Thus, if a person owns 100 shares and the cash dividend is 50 cents per share, the holder of the stock will be paid $50. Dividends paid are not classified as an expense, but rather a deduction of retained earnings. Dividends paid does not appear on an income statement, but does appear on the balance sheet. A dividend is a distribution of profits by a corporation to its shareholders. When a corporation earns a profit or surplus, it is able to pay a proportion of the profit as a dividend to shareholders.
- A dividend is a disbursement of cash profits to shareholders or investors.
- Not all companies pay out dividends – some use net profits to reinvest in the company’s growth and to fund projects where that money is accounted for as retained earnings.
The dividend payout ratio is a comparison of total dollars paid out to shareholders relative to the net income of a company. It is the percentage of a company’s earnings used to reward its investors. The dividend payout ratio is an important aspect of fundamental analysis that can be calculated using data easily found on a company’s financial statements.
Not all companies pay out dividends – some use net profits to reinvest in the company’s growth and to fund projects where that money is accounted for as retained earnings. Different classes of stocks have different priorities when it comes to dividend payments. A company must pay dividends on its preferred shares before distributing income to common share shareholders. A dividend is allocated as a fixed amount per share with shareholders receiving a dividend in proportion to their shareholding. Dividends can provide stable income and raise morale among shareholders.
This presents some special considerations at tax time regarding filing requirements and various applicable taxes. Companies usually distribute dividends to their shareholders in cash, but they sometimes give them stock instead. Dividends of any kind, cash or stock, represent a return of profits to the company owners, so they reduce the retained earnings account in the stockholders’ equity section of the balance sheet. After all, retained earnings is simply the company’s accumulated profits. A preferred dividend is a dividend that is accrued and paid on a company’s preferred shares.
If a company is unable to pay all dividends, claims to preferred dividends take precedence over claims to dividends that are paid on common shares. The main benefit of preferred stock is that it typically pays much higher dividend rates than common stock of the same company. Cash or stock dividends distributed to shareholders are not recorded as an expense on a company’s income statement.

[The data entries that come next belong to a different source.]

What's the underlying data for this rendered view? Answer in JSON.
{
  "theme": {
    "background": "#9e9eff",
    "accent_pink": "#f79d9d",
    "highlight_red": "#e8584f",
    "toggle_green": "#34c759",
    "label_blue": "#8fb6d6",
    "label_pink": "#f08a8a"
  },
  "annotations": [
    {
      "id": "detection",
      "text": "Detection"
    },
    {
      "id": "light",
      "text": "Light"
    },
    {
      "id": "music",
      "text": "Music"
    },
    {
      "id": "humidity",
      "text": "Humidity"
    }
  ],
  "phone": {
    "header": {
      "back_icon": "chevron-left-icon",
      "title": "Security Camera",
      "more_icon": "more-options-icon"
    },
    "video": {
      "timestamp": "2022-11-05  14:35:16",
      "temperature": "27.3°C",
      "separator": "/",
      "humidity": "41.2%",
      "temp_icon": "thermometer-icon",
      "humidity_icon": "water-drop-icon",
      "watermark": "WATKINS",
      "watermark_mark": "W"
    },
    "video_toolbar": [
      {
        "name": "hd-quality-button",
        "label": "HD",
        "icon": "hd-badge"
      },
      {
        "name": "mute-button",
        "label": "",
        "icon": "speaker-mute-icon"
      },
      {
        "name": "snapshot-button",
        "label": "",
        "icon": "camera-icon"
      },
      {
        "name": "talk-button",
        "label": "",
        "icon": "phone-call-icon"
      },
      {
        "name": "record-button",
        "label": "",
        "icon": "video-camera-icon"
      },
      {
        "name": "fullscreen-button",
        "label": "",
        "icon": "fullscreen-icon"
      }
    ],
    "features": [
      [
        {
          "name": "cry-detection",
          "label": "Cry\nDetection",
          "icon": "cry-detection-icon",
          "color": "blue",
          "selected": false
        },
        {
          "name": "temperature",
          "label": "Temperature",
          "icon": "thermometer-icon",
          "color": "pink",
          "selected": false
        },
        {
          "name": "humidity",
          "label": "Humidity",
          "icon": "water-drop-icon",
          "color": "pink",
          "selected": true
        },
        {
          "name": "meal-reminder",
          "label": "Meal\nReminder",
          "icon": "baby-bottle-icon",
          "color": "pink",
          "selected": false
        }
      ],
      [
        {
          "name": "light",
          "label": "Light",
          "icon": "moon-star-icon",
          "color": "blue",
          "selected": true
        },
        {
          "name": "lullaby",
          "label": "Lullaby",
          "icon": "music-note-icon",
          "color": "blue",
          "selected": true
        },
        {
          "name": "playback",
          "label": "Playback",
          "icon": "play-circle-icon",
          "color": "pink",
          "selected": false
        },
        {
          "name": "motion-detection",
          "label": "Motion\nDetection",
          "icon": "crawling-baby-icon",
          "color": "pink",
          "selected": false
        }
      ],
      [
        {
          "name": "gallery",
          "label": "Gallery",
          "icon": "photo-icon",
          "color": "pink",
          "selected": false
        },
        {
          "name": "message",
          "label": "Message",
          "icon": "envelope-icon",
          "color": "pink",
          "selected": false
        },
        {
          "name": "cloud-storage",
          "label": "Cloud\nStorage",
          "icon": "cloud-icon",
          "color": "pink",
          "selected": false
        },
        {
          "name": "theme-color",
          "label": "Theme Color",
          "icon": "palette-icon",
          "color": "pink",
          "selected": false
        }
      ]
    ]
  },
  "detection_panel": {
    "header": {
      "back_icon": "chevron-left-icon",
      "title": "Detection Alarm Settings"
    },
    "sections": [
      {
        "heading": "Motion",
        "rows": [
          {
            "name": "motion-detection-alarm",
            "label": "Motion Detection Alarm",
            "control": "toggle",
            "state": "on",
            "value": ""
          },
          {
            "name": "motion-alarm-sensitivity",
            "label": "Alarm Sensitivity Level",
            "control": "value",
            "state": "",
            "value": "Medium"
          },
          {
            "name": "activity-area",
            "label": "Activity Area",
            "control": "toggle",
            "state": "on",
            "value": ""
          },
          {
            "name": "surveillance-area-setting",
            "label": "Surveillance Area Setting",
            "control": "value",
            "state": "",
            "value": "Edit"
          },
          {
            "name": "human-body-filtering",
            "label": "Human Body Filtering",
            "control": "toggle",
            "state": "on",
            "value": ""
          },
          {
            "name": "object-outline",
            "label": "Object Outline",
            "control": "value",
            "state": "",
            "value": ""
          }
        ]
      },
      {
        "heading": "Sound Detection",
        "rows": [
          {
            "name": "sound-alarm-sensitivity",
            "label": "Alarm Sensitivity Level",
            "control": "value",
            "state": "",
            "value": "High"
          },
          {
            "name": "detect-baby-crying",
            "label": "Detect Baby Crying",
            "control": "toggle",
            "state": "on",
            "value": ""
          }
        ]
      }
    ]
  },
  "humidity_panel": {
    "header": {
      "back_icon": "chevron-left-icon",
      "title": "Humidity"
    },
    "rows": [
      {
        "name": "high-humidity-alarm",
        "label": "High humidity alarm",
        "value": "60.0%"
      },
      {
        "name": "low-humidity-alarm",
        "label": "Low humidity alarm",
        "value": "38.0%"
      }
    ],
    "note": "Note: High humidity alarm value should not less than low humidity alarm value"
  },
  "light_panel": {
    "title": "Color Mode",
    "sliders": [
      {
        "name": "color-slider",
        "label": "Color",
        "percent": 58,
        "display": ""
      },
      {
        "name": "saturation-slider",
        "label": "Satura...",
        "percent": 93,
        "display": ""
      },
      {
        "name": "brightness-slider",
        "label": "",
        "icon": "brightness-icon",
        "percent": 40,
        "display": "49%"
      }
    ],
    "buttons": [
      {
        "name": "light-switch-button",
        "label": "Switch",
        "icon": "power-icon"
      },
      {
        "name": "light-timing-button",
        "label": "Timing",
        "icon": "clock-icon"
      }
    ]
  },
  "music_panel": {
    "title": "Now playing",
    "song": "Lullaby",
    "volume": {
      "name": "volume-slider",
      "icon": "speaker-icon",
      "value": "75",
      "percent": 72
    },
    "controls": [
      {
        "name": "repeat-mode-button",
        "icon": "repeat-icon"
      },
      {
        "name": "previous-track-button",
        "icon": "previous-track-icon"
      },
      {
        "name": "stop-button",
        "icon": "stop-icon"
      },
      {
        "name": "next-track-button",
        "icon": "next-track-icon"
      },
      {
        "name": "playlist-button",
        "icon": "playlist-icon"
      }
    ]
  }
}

Journal entry at the time of payment of dividends:
Cash dividends are the most common form of payment and are paid out in currency, usually via electronic funds transfer or a printed paper check. Such dividends are a form of investment income of the shareholder, usually treated as earned in the year they are paid (and not necessarily in the year a dividend was declared).
Therefore, preferred stock dividends in arrears are legal obligations to be paid to preferred shareholders before any common stock shareholder receives any dividend. All previously omitted dividends must be paid before any current year dividends may be paid. Preferred dividends accumulate and must be reported in a company’s financial statement. Noncumulative preferred stock does not have this feature, and all preferred dividends in arrears may be disregarded.
Any amount not distributed is taken to be re-invested in the business (called retained earnings). The current year profit as well as the retained earnings of previous years are available for distribution; a corporation usually is prohibited from paying a dividend out of its capital. A cash dividend is a sum of money paid by a company to a shareholder out of its profits or reserves called retained earnings.
A dividend tax is in addition to any tax imposed directly on the corporation on its profits. Qualified dividends are a type of investment income that’s generated from stocks and mutual funds that contain stocks. They represent a share of corporate profits paid out to investors, and they’re considered taxable income by the Internal Revenue Service.